===== DATA RECORDS

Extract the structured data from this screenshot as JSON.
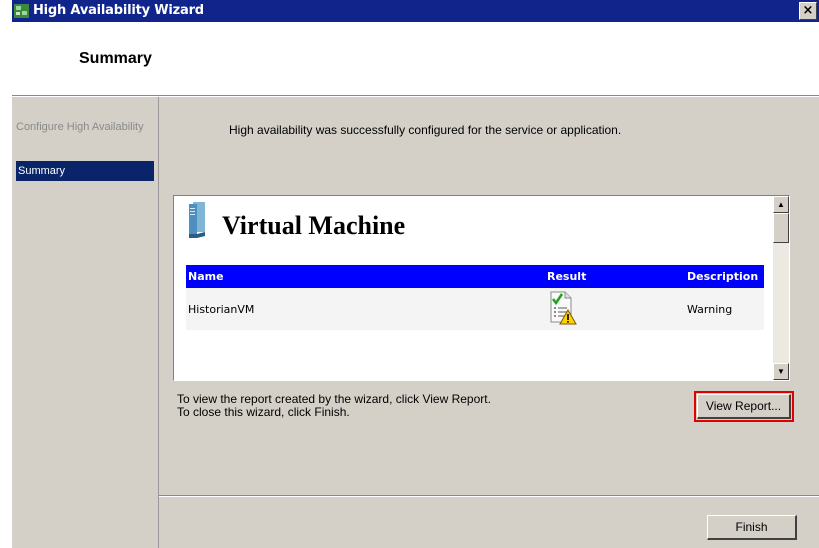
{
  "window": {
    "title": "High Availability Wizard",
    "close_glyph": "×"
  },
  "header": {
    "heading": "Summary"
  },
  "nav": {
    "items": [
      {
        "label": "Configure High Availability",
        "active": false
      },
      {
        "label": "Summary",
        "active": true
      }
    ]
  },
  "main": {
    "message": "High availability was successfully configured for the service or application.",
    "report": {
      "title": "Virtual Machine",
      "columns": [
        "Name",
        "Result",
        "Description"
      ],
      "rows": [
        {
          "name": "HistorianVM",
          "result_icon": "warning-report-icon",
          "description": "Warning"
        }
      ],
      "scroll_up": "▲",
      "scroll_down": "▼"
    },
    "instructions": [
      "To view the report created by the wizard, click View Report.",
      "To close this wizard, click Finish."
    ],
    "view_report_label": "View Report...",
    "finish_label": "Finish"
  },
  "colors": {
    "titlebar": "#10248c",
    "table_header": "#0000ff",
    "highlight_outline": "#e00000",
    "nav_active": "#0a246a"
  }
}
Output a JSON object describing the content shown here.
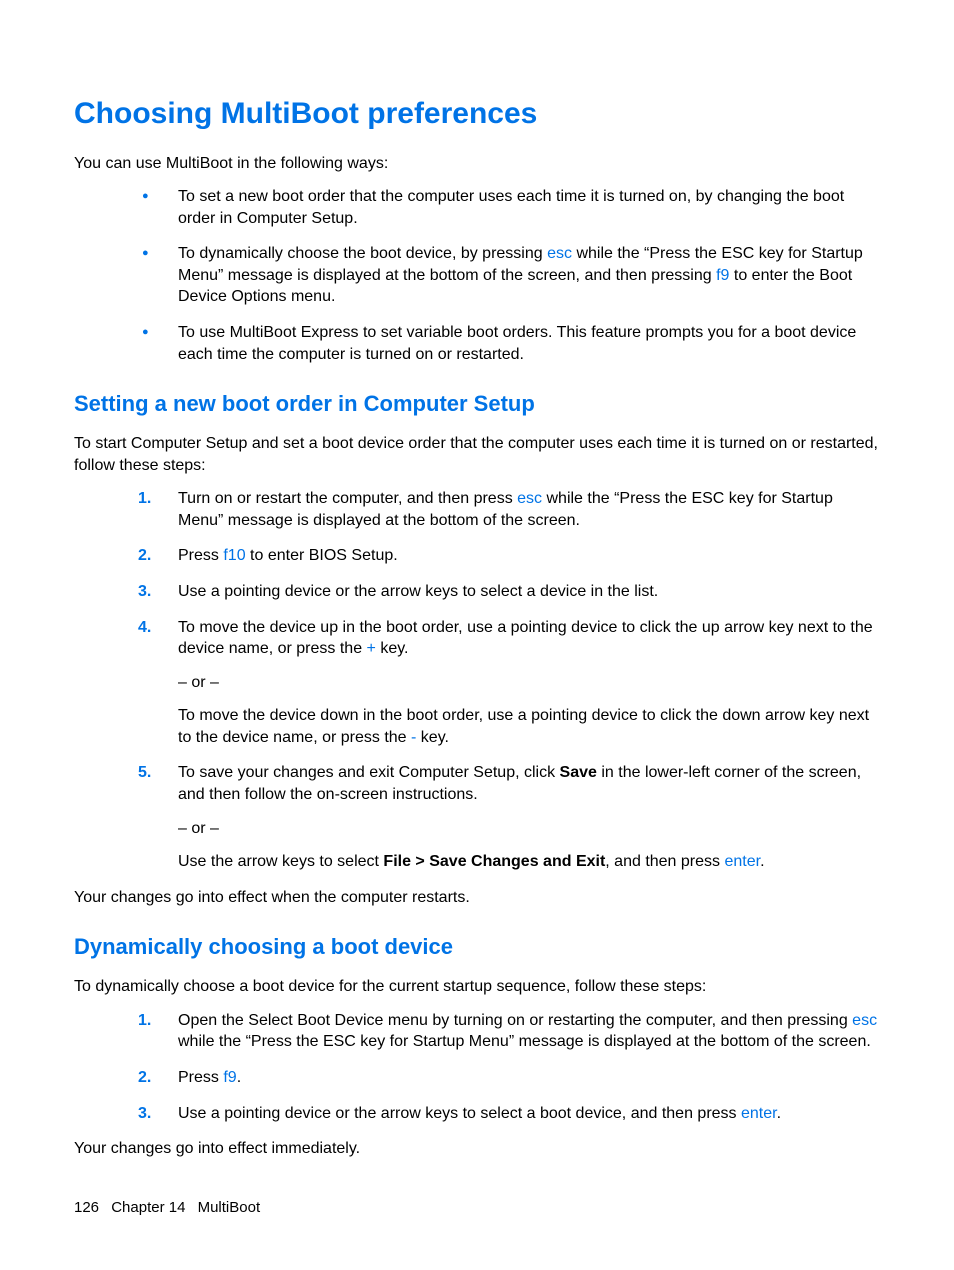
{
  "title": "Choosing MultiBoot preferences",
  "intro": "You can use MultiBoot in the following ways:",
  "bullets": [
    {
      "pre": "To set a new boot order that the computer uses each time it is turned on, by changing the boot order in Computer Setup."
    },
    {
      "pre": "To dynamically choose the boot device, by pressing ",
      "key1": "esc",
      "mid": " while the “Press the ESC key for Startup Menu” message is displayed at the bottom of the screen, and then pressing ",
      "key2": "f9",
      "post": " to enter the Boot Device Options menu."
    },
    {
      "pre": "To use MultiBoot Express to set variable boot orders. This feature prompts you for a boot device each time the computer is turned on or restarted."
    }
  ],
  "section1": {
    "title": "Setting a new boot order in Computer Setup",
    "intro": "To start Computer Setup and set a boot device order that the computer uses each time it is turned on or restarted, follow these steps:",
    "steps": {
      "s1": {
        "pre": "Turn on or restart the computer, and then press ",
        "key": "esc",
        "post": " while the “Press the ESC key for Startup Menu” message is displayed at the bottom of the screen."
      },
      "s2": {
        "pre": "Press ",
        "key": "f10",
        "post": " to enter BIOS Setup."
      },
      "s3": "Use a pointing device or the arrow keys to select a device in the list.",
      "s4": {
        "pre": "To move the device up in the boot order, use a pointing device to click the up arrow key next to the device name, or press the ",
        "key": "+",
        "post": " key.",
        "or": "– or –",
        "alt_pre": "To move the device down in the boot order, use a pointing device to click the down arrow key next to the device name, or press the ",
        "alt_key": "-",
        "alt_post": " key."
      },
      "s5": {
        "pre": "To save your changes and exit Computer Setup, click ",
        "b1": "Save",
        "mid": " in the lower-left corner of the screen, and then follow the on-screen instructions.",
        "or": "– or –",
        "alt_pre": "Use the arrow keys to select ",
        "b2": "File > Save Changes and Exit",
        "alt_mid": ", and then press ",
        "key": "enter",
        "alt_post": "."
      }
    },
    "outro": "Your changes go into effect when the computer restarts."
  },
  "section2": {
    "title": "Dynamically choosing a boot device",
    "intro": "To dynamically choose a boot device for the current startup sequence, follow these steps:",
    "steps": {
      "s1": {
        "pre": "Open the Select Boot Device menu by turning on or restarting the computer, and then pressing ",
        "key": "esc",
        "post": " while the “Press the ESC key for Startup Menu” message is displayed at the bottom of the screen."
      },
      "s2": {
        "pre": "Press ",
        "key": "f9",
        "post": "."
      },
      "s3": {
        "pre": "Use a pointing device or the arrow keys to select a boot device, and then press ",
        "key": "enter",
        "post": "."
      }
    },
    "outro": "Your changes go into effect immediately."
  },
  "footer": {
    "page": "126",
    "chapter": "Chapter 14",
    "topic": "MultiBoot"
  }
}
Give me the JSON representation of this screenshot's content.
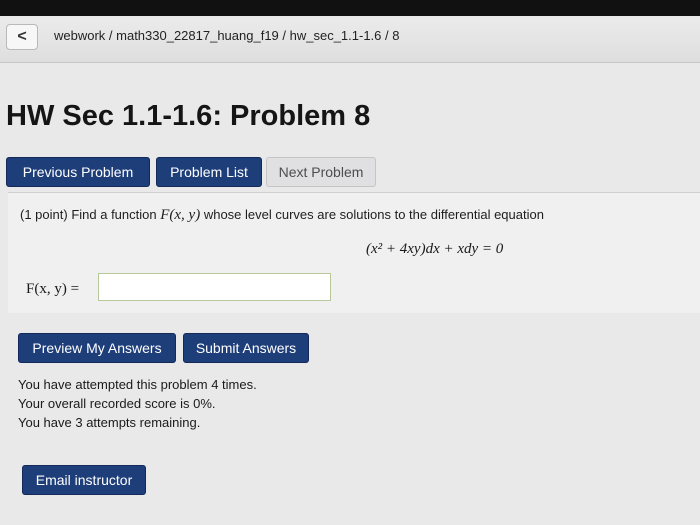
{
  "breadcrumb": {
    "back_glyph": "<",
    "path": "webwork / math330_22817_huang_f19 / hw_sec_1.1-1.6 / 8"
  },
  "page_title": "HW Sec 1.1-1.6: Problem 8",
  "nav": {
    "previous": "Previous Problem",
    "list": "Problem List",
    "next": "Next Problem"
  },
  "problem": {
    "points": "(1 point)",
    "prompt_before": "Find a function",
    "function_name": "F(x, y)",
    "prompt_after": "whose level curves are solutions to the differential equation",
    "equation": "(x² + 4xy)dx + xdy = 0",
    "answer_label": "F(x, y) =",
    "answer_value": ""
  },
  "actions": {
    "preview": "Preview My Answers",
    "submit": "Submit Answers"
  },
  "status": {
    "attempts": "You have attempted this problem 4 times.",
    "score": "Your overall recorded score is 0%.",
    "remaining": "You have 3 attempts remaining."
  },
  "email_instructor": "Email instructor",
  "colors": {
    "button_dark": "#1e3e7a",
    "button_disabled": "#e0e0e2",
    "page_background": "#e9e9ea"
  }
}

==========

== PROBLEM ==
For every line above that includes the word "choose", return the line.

== FINISHED EXERCISE ==
      "pre": "To dynamically choose the boot device, by pressing ",
    "intro": "To dynamically choose a boot device for the current startup sequence, follow these steps:",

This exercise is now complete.